Originally Posted by Diva27
Much thanks for the explain. But I did think apparent wind was also at play. In multielement wing sails for C-cats, they introduce twist in the top to prevent stallage that would otherwise occur. Apparent wind is higher at the top of the mast (as in all sails) and from a different direction because of wind gradient.But with rotating blades maybe this is less important than the lift loading issues.
My vector math was wrong. With the C-cat, increased wind velocity due to gradient or sheer at the masthead moves the apparent wind direction aft, thus requiring twist to avoid stalling. With the rotating blade, true wind speed is constant but forward motion changes from root to tip. That means with the blade moving faster at the tip than the root, the apparent wind direction moves forward, as has been noted.
I would think they manage loading by changing the lift area along the length of the foil.

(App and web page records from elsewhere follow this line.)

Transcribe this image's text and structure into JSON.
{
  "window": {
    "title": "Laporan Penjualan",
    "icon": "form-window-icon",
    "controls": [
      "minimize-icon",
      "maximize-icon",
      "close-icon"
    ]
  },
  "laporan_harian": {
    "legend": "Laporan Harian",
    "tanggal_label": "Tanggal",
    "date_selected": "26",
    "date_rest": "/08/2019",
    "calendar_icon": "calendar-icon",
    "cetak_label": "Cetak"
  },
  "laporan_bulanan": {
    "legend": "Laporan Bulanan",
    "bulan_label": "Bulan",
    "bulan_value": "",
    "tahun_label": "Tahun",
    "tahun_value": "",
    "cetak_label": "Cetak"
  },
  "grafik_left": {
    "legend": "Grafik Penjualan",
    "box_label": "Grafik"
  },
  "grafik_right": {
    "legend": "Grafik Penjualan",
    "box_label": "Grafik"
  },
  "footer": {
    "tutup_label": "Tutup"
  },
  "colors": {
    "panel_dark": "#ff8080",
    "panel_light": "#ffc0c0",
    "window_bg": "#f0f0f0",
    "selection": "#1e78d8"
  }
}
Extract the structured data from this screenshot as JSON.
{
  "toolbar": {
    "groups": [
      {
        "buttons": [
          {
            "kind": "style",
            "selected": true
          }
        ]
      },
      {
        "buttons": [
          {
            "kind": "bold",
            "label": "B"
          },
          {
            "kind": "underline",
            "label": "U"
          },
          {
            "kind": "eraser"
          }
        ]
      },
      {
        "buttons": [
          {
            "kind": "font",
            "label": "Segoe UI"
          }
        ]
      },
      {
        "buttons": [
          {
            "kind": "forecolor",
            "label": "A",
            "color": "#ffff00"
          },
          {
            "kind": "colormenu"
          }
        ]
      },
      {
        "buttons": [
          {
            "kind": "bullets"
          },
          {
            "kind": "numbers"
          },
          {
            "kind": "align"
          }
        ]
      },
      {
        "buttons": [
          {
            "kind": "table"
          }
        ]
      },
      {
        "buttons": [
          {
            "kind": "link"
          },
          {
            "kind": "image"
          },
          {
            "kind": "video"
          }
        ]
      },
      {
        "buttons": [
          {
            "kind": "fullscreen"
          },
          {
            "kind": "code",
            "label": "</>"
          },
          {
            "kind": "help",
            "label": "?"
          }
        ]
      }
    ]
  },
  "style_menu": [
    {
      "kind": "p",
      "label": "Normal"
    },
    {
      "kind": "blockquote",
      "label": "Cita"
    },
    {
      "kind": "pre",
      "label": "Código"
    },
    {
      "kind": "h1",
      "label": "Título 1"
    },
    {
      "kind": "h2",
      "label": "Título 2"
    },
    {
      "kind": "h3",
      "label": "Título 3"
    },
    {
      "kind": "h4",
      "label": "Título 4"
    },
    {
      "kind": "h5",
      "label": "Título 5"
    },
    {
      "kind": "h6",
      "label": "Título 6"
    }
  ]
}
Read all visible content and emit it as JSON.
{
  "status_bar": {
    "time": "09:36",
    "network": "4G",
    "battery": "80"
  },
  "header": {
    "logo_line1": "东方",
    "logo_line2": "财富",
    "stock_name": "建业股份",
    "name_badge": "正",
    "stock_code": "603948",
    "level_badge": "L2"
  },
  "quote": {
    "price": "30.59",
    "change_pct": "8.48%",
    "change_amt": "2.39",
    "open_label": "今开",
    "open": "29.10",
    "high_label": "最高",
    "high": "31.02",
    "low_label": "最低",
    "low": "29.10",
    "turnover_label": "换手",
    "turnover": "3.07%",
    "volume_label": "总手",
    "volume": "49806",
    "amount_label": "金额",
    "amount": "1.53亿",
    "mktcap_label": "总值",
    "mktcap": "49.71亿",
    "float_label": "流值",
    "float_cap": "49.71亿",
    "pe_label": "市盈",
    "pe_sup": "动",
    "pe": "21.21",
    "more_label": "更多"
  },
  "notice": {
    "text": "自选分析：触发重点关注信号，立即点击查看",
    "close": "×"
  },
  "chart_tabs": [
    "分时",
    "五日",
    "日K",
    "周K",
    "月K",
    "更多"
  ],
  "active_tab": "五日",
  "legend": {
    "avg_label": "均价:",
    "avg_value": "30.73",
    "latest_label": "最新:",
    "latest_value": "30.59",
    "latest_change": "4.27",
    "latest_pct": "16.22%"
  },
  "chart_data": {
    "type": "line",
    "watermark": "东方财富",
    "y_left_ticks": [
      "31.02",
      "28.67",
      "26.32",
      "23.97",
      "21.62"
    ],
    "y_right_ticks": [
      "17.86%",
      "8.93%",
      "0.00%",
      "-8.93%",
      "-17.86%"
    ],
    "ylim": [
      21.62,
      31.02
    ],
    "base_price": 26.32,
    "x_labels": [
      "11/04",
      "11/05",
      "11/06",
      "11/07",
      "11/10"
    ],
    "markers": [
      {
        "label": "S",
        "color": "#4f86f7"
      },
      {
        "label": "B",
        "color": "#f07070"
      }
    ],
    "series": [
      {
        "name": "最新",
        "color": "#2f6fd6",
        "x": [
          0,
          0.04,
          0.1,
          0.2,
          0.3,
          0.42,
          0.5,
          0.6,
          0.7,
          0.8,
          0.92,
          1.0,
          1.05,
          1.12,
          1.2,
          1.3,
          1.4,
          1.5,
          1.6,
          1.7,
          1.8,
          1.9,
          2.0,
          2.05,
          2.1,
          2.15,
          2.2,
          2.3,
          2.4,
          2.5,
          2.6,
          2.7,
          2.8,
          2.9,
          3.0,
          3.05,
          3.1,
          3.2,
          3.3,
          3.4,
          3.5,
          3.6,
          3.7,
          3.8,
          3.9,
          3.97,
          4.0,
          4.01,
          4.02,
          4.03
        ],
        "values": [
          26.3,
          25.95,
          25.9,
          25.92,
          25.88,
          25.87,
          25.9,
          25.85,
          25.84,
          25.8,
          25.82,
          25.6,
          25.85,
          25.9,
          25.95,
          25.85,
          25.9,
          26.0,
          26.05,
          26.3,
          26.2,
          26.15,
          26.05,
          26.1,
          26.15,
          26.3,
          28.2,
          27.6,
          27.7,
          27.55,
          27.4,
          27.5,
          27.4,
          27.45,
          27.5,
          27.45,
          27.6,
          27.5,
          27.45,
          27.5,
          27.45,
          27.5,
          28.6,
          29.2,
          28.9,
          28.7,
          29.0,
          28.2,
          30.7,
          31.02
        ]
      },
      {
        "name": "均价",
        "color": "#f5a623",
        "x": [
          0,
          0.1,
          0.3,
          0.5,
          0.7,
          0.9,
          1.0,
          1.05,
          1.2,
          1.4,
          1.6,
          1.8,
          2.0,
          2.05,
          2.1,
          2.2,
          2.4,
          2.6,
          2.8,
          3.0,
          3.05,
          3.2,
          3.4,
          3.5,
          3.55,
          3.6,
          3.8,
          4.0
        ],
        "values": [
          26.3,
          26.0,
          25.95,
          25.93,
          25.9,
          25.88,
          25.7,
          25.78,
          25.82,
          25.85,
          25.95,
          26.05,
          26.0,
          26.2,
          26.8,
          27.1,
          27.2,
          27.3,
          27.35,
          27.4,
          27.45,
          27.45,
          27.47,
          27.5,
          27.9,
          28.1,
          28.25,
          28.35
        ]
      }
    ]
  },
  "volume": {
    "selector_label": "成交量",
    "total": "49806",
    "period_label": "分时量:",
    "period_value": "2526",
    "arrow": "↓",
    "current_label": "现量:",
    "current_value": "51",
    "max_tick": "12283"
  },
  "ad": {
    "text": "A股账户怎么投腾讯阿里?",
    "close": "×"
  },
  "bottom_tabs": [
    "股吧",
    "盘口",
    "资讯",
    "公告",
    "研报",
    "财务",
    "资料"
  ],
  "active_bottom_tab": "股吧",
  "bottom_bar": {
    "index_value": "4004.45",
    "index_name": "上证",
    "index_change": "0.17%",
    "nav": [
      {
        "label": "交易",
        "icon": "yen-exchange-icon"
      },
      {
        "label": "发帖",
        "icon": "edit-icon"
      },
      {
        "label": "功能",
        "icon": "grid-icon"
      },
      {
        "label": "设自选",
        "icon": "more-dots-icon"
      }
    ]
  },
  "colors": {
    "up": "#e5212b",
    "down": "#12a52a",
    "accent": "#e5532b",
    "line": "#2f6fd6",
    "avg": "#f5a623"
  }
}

Lift force varies in direct proportion to the square of velocity, so you need very small blade area as you move toward the tip to produce the same amounts of lift that you do near the root.
That's enough aerodynamic theory of out me for a while.